BEGIN Available data

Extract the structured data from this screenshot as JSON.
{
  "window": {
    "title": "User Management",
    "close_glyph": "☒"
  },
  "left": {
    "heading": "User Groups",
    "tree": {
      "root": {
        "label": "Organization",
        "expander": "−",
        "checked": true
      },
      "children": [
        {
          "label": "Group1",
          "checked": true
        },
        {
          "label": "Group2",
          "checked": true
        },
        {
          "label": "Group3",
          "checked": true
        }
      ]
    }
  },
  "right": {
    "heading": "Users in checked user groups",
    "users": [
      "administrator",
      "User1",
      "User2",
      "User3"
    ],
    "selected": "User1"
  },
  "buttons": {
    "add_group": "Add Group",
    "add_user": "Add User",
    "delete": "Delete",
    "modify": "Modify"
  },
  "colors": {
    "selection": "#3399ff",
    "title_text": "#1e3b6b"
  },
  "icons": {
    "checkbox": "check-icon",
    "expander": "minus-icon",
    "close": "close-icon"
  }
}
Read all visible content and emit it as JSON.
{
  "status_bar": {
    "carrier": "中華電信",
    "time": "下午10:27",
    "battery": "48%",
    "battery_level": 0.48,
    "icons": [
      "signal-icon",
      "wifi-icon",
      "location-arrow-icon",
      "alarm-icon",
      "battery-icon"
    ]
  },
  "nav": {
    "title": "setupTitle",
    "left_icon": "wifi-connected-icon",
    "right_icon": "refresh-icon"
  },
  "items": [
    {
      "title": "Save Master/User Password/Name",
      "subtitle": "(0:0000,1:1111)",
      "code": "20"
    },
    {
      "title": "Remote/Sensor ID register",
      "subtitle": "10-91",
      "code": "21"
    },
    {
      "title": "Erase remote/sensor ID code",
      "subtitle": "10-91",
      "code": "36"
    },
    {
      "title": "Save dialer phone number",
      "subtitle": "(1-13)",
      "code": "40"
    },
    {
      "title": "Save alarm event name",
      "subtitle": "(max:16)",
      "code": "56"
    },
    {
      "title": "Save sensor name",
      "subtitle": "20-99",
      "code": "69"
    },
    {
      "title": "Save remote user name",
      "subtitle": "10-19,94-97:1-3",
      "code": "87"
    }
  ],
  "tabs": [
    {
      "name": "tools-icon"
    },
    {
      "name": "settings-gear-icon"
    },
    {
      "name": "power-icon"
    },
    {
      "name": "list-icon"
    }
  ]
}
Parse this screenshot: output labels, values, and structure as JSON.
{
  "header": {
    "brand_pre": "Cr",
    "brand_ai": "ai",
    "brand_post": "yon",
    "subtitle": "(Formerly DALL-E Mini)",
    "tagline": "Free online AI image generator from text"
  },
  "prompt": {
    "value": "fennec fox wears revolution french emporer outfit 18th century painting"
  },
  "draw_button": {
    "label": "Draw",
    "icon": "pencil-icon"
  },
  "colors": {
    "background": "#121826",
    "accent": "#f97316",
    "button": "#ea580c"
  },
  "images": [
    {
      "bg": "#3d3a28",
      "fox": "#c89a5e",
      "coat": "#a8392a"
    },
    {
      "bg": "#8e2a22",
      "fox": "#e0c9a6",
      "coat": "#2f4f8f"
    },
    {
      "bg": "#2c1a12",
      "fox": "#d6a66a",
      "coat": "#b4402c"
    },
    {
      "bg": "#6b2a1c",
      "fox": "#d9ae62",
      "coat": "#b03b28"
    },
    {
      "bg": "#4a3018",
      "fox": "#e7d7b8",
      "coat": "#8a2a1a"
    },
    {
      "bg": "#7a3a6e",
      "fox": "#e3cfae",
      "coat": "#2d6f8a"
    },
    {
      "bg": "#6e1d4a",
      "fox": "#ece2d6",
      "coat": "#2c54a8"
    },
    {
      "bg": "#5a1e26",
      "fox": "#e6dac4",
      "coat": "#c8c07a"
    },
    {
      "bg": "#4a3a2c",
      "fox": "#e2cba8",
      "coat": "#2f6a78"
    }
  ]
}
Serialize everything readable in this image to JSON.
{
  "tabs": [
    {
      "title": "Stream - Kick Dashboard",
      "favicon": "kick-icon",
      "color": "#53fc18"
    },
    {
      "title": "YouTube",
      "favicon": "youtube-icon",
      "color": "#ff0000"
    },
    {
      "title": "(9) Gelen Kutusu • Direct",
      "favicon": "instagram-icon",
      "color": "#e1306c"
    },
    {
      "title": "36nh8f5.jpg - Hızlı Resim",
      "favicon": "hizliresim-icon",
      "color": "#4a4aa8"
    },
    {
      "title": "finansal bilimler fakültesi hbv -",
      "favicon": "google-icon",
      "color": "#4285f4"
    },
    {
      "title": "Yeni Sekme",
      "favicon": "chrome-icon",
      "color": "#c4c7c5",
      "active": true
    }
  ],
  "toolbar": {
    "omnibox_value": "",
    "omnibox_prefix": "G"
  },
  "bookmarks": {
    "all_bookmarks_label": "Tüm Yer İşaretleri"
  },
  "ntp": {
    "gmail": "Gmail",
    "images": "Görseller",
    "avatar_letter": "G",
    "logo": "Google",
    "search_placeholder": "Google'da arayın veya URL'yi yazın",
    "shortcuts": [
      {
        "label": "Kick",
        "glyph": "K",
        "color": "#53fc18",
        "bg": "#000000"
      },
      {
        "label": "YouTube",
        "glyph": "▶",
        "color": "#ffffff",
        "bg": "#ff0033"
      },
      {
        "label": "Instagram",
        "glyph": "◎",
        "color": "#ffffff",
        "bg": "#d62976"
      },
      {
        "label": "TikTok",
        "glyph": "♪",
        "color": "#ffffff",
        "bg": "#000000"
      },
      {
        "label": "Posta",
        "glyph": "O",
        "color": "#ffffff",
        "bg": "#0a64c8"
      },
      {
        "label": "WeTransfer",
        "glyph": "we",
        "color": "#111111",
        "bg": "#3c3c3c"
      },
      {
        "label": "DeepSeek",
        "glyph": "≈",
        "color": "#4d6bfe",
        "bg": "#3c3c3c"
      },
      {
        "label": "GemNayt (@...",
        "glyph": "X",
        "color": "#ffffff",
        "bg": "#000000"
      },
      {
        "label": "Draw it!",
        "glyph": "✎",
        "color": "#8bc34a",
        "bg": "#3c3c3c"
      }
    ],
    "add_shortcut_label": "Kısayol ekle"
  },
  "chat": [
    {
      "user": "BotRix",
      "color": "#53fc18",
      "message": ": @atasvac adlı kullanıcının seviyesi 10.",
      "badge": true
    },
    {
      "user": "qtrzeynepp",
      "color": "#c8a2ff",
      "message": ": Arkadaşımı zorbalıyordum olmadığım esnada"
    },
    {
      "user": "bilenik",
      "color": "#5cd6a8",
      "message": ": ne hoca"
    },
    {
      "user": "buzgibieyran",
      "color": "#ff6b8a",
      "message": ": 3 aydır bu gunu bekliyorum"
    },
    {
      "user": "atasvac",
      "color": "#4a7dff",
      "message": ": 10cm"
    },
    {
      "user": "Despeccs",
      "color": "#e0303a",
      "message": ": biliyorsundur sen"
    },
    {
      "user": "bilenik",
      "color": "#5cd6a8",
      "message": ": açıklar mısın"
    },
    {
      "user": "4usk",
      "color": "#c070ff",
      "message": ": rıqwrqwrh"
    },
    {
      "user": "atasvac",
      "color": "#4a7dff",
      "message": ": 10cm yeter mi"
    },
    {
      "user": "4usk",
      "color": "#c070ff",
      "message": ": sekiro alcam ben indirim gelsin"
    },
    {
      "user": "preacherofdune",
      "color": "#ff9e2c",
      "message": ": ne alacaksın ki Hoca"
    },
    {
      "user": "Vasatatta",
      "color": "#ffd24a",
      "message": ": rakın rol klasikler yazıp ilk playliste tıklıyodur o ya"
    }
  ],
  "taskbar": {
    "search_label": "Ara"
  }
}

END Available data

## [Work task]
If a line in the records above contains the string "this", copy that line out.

## [Written reply]
Extract the structured data from this screenshot as JSON.
Parse this screenshot: output labels, values, and structure as JSON.
Serialize everything readable in this image to JSON.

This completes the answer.